Wednesday, June 4, 2008

An unintended prophecy?

Now, here's something that wasn't written about the Episcopal Church... or, by divine design, was it?

"It takes the convoluted abstractions of a Carl Schmitt or a Heidegger to offer apologetics for Hitler; a Sartre, to temporize about Stalin; a Foucault, to defend Khomeini. In this respect, I stand with George Orwell who spent the 1930s and 1940s denouncing the obscurity of intellectuals' prose as a cloak for tyranny (and, incidentally, who was also accused of being an anti-intellectual). Intellectuals spray polysyllables like squid ink, to evade the democratic decencies of conversation. I'd like not to be one of their number."
From here. My emphasis added. Hat-tip: Billy Ockham.

OK, so who's the celebrated Episcopal intellectual who knows beaucoup about squid?

BILL MOYERS: When you look at a squid what does it tell you about the world?

BISHOP KATHARINE JEFFERTS SCHORI: The incredible wonder of God's creation and the incredible diversity of God's creation. Things that come in different sizes and colors and shapes and body forms are all part of that incredible diversity of creation that's present below the waters where we never even see them. And the Psalms tell us that God delights in that. That creation is in some sense God's way of-- loving the world.
From here, if you dare...


David Handy+ said...

Great quote. A true intellectual, St. Paul, once wrote something apropo about God often choosing to use the foolishness of the gospel to shame the "wise," and the weak of this world to shame the "strong" (1 Cor. 1:18-25).

But is the PB, ++Katharine Jefferts Schori, actually an intellectual? Sure, she has a doctorate in oceanography, but she actually show virtually no interest in serious theology or biblical scholarship. Frankly, she strikes me as grossly deficient in any real curiosity or imagination.

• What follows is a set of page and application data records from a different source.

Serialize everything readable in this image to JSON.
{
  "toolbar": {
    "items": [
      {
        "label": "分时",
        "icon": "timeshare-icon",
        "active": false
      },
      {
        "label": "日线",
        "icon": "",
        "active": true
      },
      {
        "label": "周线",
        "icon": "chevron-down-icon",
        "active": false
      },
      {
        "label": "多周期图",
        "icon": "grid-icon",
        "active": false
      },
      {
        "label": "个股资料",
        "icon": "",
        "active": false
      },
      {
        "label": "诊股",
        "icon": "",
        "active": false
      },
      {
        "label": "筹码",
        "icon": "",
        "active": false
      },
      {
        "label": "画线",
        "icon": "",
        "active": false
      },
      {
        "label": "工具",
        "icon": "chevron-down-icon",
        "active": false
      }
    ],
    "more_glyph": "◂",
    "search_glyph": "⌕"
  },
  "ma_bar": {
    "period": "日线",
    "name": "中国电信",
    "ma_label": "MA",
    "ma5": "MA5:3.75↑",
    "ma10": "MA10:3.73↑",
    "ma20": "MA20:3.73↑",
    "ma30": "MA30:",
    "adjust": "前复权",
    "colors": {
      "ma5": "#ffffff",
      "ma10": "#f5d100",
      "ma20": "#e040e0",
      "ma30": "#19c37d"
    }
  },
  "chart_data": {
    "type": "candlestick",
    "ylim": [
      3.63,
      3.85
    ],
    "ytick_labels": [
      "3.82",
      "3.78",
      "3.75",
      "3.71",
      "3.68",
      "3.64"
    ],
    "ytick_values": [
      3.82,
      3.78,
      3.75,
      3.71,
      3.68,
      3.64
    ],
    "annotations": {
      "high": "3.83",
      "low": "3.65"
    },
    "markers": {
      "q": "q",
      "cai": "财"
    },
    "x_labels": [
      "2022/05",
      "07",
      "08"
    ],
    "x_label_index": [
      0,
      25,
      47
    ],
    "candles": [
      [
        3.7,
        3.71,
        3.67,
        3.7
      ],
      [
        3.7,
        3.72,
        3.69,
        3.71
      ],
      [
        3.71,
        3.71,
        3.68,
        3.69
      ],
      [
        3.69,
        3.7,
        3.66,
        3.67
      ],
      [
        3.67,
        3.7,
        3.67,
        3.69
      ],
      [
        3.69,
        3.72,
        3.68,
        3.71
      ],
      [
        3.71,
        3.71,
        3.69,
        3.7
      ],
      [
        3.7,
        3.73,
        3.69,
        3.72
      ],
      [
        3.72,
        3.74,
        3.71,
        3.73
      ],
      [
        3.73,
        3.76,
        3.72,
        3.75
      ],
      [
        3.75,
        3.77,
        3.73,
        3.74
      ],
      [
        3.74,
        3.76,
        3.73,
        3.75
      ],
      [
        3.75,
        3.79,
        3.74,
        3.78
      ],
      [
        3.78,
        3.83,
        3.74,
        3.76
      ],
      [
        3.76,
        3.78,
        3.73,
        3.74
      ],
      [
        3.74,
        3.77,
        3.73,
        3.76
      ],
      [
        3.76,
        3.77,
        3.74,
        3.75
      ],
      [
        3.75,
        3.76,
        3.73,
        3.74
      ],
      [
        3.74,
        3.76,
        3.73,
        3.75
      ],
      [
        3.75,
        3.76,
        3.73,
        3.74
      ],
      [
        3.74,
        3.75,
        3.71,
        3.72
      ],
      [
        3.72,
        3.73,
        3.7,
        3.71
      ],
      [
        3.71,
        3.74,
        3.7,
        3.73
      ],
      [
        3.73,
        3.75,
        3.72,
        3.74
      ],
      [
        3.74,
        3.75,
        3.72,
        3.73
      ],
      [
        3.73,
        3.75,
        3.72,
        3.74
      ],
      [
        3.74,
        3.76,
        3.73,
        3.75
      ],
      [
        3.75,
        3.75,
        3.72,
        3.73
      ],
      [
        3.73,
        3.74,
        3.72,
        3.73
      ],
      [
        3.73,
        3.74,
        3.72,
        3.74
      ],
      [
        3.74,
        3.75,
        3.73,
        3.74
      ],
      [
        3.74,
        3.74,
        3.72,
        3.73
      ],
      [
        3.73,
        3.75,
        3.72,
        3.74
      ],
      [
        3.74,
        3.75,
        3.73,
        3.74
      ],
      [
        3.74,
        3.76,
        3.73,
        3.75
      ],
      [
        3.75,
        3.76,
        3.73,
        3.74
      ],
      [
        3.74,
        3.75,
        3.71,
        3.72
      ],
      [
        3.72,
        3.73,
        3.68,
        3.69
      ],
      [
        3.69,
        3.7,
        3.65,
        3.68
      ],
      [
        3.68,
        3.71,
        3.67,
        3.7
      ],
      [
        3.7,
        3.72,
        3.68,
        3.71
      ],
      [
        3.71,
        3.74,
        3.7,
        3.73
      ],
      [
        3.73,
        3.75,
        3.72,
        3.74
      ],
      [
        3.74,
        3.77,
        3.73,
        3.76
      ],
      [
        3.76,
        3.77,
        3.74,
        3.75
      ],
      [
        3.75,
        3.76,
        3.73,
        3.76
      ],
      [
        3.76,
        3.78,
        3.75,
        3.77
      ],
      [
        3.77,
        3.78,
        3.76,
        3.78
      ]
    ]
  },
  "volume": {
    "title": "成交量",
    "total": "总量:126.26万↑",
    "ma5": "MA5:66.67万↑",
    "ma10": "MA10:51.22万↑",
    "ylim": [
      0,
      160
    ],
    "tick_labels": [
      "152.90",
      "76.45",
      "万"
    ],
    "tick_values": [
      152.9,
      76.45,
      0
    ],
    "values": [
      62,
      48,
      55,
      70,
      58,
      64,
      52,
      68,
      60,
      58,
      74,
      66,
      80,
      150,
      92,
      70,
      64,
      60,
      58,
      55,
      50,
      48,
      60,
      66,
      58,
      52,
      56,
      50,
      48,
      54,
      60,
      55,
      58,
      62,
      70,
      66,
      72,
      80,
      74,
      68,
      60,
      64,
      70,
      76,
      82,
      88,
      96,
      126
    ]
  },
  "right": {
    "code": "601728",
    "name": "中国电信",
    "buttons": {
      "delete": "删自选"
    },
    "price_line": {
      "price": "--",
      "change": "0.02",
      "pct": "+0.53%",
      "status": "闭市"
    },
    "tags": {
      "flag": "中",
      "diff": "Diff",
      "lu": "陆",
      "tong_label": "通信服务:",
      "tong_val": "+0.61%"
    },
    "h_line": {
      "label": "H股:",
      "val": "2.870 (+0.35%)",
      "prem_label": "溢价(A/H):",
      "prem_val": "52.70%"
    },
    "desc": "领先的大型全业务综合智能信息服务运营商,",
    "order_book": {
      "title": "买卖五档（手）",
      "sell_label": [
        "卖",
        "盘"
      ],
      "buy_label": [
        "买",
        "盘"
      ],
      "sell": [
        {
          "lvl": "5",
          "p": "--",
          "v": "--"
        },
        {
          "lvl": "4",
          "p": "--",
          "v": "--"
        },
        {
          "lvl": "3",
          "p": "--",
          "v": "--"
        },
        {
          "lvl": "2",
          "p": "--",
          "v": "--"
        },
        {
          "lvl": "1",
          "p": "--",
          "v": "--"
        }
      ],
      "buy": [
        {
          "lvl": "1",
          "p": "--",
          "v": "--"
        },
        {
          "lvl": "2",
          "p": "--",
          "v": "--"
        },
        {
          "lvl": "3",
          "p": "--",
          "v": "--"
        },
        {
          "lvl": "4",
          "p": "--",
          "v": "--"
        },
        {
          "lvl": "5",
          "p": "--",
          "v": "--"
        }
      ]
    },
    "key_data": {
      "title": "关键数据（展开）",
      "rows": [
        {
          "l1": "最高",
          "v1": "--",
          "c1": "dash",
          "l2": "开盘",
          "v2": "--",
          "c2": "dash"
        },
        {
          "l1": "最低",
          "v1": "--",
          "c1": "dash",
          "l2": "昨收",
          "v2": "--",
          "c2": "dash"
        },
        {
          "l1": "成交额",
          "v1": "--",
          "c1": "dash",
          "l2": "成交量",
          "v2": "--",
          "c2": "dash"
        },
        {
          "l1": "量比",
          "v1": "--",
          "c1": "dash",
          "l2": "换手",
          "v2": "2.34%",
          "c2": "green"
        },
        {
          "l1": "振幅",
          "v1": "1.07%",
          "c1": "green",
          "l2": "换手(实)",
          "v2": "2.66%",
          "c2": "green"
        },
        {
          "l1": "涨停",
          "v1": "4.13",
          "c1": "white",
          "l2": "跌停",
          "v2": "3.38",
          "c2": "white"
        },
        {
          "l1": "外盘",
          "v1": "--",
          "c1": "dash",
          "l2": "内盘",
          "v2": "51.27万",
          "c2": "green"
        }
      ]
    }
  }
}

I'd call her a pseudo-intellectual myself.

TLF+ said...


Rick Hills' article makes a distinction between intellectuals and what he calles "the intelligensia". What they might lack in depth they make up for in sheer numbers of words. I think it was David Roseberry who mentioned being at a church growth conference with Bp. Schori, who had much to say about growth but no depth of experience in leading or nurturing it.

Her quote to Moyers is not all that bad compared to some of the things she's said about the person and work of Jesus Christ. I agree that God delights in creatures - it is a Biblical insight. But I agree with you that much of what she says as PB is pure TEC - a shallow but dense spray of words that push people away from the truth (truth about God and truth about the authoritarian elitism of TEC).